I listen so hard for movement in the classroom that my eardrums feel like they’re going to burst.
The day had started like any other. I’d kissed my husband goodbye in a rush, coffee in one hand, a slice of toast in the other. Had I known this would happen, I would have held him close, stroked his unshaven cheek and told him how happy he made me.
It is the last week of school, another year of teaching almost complete. Excitement had filled the hallways and my plan after work had been to go shopping for a new swimsuit. This time next week I’d be sipping cocktails in Hawaii. How strange the monotony of a simple day feels right now.
Moonlight spills into the cupboard from the small web-covered window, which is too small to climb through.
We’ve been in here for hours—waiting, listening, praying.
Grace, my A+ art student, whimpers.
I take her hand, press my finger to my lips, and shake my head.
Tears spill down her cheeks.
A deafening crash makes me quake in fear.
I grab the sharp scissors on the shelf next to me and step forward.
Gunfire and voices halt my breath.
The handle of the storeroom twists back and forth, and I cover my mouth with my hand.
‘It’s the police, is anybody in there?’
I glance at my students, and another voice calls—a woman. ‘You’re safe. We have the shooter; you can come out.’
Could it be true? Is it really safe to leave?
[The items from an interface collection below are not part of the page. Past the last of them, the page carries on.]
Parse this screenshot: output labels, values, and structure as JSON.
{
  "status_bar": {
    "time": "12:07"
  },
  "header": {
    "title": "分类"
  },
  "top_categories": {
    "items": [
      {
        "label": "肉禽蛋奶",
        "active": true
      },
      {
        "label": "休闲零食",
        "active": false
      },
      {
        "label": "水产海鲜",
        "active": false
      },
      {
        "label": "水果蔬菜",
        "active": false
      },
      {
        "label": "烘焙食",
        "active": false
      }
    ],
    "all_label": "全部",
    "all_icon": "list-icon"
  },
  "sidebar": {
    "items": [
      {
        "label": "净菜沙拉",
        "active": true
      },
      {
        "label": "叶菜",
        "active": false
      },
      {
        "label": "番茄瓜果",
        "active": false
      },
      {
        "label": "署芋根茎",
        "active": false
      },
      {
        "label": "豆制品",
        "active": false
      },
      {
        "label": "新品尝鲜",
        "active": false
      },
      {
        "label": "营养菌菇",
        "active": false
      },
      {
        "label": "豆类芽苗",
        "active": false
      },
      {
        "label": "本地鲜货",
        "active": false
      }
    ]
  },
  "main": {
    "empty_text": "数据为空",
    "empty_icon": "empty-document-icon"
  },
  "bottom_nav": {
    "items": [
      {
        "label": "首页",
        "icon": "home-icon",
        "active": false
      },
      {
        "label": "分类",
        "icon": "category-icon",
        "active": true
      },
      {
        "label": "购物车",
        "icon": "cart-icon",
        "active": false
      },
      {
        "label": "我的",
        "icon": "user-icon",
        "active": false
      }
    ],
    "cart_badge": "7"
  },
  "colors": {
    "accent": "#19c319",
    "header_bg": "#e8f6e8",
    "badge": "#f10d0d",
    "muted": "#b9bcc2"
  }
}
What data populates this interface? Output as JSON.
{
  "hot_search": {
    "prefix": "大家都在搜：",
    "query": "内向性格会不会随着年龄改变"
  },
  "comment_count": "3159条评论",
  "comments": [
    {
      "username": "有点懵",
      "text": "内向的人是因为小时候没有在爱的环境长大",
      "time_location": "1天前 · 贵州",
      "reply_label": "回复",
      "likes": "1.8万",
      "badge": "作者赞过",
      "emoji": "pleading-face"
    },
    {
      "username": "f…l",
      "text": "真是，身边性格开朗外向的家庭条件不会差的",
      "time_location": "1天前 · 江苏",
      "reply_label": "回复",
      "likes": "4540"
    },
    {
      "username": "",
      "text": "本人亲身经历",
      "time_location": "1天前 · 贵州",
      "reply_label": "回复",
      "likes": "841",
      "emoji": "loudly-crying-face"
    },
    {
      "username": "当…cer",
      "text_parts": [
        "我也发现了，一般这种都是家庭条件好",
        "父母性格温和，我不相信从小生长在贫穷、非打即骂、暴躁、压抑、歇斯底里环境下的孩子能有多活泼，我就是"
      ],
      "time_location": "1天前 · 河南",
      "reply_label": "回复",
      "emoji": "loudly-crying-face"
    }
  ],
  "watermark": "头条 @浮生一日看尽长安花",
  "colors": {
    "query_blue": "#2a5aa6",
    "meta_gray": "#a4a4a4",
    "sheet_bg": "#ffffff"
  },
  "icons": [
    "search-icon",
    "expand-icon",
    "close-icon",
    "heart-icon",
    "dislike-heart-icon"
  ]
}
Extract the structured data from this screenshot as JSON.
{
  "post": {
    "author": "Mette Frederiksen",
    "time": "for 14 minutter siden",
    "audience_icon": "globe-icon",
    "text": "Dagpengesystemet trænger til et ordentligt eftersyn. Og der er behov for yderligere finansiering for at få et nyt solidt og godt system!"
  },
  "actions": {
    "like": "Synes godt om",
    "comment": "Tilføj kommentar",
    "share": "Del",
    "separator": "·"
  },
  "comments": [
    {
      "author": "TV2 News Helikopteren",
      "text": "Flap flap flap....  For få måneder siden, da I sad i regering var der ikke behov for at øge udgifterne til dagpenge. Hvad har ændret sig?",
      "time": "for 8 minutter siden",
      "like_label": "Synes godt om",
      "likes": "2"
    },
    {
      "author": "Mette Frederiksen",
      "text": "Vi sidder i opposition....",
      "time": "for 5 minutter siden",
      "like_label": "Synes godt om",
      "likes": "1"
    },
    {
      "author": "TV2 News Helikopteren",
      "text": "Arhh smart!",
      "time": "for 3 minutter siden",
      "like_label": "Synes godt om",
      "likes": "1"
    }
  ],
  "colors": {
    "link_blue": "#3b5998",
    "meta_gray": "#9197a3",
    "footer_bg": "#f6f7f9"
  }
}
I glance at Grace, and she nods at me.
We drag away the table and chair, which we’d pushed against the storeroom door, and I place my key in the lock.
‘We’re coming out,’ I call.
My hand trembles and Grace takes hold of my arm.
‘On my count,’ she says. ‘One, two, three.’
© Michelle Upton